ENTRIES PROVIDED ->
────────────────────────────────────────

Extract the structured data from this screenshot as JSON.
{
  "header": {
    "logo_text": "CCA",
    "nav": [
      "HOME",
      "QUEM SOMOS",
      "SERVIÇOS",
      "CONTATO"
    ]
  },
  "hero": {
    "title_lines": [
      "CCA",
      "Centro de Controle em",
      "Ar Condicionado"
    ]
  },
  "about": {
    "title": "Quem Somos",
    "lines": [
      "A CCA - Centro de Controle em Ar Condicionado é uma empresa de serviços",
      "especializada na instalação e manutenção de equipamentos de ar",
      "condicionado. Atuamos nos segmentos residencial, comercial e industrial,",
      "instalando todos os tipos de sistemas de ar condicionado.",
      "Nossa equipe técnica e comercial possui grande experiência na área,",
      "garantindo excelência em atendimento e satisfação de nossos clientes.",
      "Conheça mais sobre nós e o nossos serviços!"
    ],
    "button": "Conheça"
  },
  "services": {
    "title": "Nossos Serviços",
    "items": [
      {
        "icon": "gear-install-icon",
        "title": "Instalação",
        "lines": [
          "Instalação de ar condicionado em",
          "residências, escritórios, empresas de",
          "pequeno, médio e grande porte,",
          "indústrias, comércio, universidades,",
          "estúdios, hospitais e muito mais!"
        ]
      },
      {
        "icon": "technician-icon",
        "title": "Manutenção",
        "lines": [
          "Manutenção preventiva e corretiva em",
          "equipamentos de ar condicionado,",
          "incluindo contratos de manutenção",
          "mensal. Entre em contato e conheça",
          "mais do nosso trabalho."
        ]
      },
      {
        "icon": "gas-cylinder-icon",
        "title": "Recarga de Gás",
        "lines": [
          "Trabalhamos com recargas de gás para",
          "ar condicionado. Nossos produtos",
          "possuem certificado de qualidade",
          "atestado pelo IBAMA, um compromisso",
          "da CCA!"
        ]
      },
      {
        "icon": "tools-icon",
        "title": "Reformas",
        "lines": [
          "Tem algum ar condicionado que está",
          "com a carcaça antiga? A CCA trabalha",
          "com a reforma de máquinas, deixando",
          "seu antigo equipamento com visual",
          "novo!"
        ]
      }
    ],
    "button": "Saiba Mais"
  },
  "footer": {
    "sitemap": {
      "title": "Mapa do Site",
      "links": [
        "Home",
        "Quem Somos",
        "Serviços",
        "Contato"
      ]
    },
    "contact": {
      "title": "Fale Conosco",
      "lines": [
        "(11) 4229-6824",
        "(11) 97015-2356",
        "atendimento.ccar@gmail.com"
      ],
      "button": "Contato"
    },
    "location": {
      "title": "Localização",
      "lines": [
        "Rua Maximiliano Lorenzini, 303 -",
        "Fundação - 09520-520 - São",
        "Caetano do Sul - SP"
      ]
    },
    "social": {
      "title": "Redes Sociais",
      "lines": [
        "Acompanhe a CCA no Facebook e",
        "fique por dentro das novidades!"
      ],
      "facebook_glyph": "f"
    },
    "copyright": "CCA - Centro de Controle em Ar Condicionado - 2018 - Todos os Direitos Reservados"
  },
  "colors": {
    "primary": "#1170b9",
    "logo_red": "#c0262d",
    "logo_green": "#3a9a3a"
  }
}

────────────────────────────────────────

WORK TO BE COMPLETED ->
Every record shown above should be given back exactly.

TASK RESULT ->
Extract the structured data from this screenshot as JSON.
{
  "header": {
    "logo_text": "CCA",
    "nav": [
      "HOME",
      "QUEM SOMOS",
      "SERVIÇOS",
      "CONTATO"
    ]
  },
  "hero": {
    "title_lines": [
      "CCA",
      "Centro de Controle em",
      "Ar Condicionado"
    ]
  },
  "about": {
    "title": "Quem Somos",
    "lines": [
      "A CCA - Centro de Controle em Ar Condicionado é uma empresa de serviços",
      "especializada na instalação e manutenção de equipamentos de ar",
      "condicionado. Atuamos nos segmentos residencial, comercial e industrial,",
      "instalando todos os tipos de sistemas de ar condicionado.",
      "Nossa equipe técnica e comercial possui grande experiência na área,",
      "garantindo excelência em atendimento e satisfação de nossos clientes.",
      "Conheça mais sobre nós e o nossos serviços!"
    ],
    "button": "Conheça"
  },
  "services": {
    "title": "Nossos Serviços",
    "items": [
      {
        "icon": "gear-install-icon",
        "title": "Instalação",
        "lines": [
          "Instalação de ar condicionado em",
          "residências, escritórios, empresas de",
          "pequeno, médio e grande porte,",
          "indústrias, comércio, universidades,",
          "estúdios, hospitais e muito mais!"
        ]
      },
      {
        "icon": "technician-icon",
        "title": "Manutenção",
        "lines": [
          "Manutenção preventiva e corretiva em",
          "equipamentos de ar condicionado,",
          "incluindo contratos de manutenção",
          "mensal. Entre em contato e conheça",
          "mais do nosso trabalho."
        ]
      },
      {
        "icon": "gas-cylinder-icon",
        "title": "Recarga de Gás",
        "lines": [
          "Trabalhamos com recargas de gás para",
          "ar condicionado. Nossos produtos",
          "possuem certificado de qualidade",
          "atestado pelo IBAMA, um compromisso",
          "da CCA!"
        ]
      },
      {
        "icon": "tools-icon",
        "title": "Reformas",
        "lines": [
          "Tem algum ar condicionado que está",
          "com a carcaça antiga? A CCA trabalha",
          "com a reforma de máquinas, deixando",
          "seu antigo equipamento com visual",
          "novo!"
        ]
      }
    ],
    "button": "Saiba Mais"
  },
  "footer": {
    "sitemap": {
      "title": "Mapa do Site",
      "links": [
        "Home",
        "Quem Somos",
        "Serviços",
        "Contato"
      ]
    },
    "contact": {
      "title": "Fale Conosco",
      "lines": [
        "(11) 4229-6824",
        "(11) 97015-2356",
        "atendimento.ccar@gmail.com"
      ],
      "button": "Contato"
    },
    "location": {
      "title": "Localização",
      "lines": [
        "Rua Maximiliano Lorenzini, 303 -",
        "Fundação - 09520-520 - São",
        "Caetano do Sul - SP"
      ]
    },
    "social": {
      "title": "Redes Sociais",
      "lines": [
        "Acompanhe a CCA no Facebook e",
        "fique por dentro das novidades!"
      ],
      "facebook_glyph": "f"
    },
    "copyright": "CCA - Centro de Controle em Ar Condicionado - 2018 - Todos os Direitos Reservados"
  },
  "colors": {
    "primary": "#1170b9",
    "logo_red": "#c0262d",
    "logo_green": "#3a9a3a"
  }
}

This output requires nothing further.